Names Council, Berkman Centre.
Here below is the expert recommended process for the election by the Names
Council of the three ICANN Directors. This process is simple (YES, it is),
guarantees that voters preferences are followed, ensures that no votes are
wasted, guarantees a geographically diverse outcome, ensures that a single
vote gives a result (i.e. no rounds of voting with the risk of each
subsequent round being influenced by the previous rounds), and is
internationally recognised as "sound". (The expert advice came from Mr.
Simon Hearn of the Electoral Reform Society of the UK - )
The process uses a Single Transferable Vote.
The Electors (19 Names Council voters) list their candidates in order of
preference - 1, 2, 3 etc.
The person with the highest number of first preferences (No. 1s) gets seat
A, provided they get the required quota of votes (19 seats divided by (3 +
1) - i.e. 5 votes). Other candidates from the winner's geographic region
are then eliminated and their votes redistributed for the next stage, in
the usual way and so on.
If nobody reaches the quota on the first count, which is more than likely
if there are many candidates, the candidate with the least votes is
eliminated and his/her votes are redistributed, and this proceeds
repeatedly until someone passes the quota mark.
Once a person is elected to Seat A, their surplus of votes is redistributed
according to the next preferences indicated on the votes cast for them.
The next person past the quota get seat B - after which candidates from
seat B winner's region are also eliminated for the next round and their
votes redistributed (always providing there are candidates from other
It may sound complicated, but a simple calculation gives the results
This method is fair, guarantees that the preferences of all the voters are
taken into account, and definitely gives a geographically diverse outcome.
It is also a standard process, and can be objectively scrutinised by an
independent expert. It is also understood to be sound, PROVIDED that the
geographically diverse elimination mechanism is well publicised in advance
and is clear to all the voters (in this case the NA members - so this is
not an issue)
To meet the 50% rule, the following is added. On completion of the voting
and elections as described above, a ratification vote is held - i.e. the
result is voted on the by Names Council, each member having one vote.

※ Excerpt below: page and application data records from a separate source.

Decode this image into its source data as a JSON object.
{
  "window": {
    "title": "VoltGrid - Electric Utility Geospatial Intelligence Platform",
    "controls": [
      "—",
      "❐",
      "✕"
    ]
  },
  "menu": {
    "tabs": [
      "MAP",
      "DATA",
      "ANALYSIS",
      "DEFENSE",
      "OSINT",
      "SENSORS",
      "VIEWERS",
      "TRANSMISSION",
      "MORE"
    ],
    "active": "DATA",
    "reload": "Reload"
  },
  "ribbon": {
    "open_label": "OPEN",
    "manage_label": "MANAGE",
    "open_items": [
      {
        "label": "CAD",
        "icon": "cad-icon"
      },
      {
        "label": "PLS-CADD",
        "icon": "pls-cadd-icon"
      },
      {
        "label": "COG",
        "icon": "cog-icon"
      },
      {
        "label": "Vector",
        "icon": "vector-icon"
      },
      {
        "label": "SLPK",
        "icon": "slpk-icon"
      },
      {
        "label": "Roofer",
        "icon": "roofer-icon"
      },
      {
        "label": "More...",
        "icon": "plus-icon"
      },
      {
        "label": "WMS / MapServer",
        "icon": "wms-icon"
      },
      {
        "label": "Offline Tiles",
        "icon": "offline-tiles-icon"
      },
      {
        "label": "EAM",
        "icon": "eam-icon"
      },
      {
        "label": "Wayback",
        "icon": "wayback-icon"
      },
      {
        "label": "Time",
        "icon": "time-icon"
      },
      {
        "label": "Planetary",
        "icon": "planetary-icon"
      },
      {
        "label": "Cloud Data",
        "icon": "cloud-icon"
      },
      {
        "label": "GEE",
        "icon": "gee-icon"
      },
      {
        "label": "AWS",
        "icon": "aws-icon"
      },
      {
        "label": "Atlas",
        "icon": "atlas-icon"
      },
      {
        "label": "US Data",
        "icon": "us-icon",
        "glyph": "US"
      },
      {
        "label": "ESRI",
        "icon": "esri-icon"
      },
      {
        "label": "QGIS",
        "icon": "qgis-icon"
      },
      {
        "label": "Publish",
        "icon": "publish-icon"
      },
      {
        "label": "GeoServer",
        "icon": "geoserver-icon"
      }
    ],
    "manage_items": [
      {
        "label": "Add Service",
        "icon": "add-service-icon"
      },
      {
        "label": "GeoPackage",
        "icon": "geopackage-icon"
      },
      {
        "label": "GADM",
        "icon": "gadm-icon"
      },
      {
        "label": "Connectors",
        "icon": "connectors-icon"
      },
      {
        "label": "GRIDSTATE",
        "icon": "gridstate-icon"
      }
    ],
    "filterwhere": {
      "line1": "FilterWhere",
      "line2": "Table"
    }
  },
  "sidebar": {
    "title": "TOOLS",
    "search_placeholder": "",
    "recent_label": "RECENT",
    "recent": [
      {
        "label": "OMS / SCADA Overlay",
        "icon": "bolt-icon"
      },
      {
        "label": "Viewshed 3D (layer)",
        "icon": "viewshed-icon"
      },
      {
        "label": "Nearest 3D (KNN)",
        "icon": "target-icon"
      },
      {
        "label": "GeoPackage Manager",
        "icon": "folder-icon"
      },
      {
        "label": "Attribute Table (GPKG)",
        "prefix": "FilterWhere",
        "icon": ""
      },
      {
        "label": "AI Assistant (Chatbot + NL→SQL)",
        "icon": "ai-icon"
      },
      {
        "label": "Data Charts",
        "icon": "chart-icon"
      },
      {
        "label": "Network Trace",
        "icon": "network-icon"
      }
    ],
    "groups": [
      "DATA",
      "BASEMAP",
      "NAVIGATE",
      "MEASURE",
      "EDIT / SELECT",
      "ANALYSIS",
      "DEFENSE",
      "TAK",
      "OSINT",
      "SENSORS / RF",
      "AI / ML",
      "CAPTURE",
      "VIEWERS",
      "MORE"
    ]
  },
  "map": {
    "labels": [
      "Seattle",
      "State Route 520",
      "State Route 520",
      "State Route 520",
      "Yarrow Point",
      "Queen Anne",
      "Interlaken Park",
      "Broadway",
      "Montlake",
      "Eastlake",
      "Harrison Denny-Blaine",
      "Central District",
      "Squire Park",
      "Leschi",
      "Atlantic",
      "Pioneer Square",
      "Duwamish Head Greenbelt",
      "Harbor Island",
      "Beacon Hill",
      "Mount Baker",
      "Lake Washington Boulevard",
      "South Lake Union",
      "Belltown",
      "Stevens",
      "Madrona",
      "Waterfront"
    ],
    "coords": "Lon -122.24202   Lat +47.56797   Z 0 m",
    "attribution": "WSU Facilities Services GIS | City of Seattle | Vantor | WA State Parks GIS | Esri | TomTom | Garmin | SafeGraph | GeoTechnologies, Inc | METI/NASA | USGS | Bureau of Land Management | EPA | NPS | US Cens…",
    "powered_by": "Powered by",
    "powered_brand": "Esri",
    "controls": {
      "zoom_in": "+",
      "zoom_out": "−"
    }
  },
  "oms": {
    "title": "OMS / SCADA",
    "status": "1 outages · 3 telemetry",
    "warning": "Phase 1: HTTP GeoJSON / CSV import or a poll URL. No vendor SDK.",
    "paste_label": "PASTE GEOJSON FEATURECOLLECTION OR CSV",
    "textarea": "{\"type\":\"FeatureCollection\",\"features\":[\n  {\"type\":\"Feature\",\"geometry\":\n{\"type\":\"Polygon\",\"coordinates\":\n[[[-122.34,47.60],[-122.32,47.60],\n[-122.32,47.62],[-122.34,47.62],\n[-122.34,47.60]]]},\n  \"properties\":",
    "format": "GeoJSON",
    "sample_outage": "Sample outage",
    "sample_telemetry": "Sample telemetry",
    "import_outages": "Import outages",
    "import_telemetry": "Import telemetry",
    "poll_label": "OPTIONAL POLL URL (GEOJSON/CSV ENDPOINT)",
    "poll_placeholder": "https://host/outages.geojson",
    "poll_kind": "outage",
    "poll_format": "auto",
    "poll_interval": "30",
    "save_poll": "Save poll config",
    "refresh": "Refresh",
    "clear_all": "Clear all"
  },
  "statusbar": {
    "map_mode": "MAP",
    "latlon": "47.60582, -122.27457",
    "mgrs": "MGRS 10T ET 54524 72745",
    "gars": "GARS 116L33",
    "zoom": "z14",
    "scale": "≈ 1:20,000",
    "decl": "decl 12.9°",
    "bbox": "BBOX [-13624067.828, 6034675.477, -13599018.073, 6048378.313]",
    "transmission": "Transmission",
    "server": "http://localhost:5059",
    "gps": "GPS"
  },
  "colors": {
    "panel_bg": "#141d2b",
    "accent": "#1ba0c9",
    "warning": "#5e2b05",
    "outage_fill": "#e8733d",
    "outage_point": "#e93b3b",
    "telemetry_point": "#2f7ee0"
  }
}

To
ratify the election, the result must receive approval by 50% of the votes
cast. If the result fails this test, a new election is held. (This
provides a useful final confirmation (or rejection) process).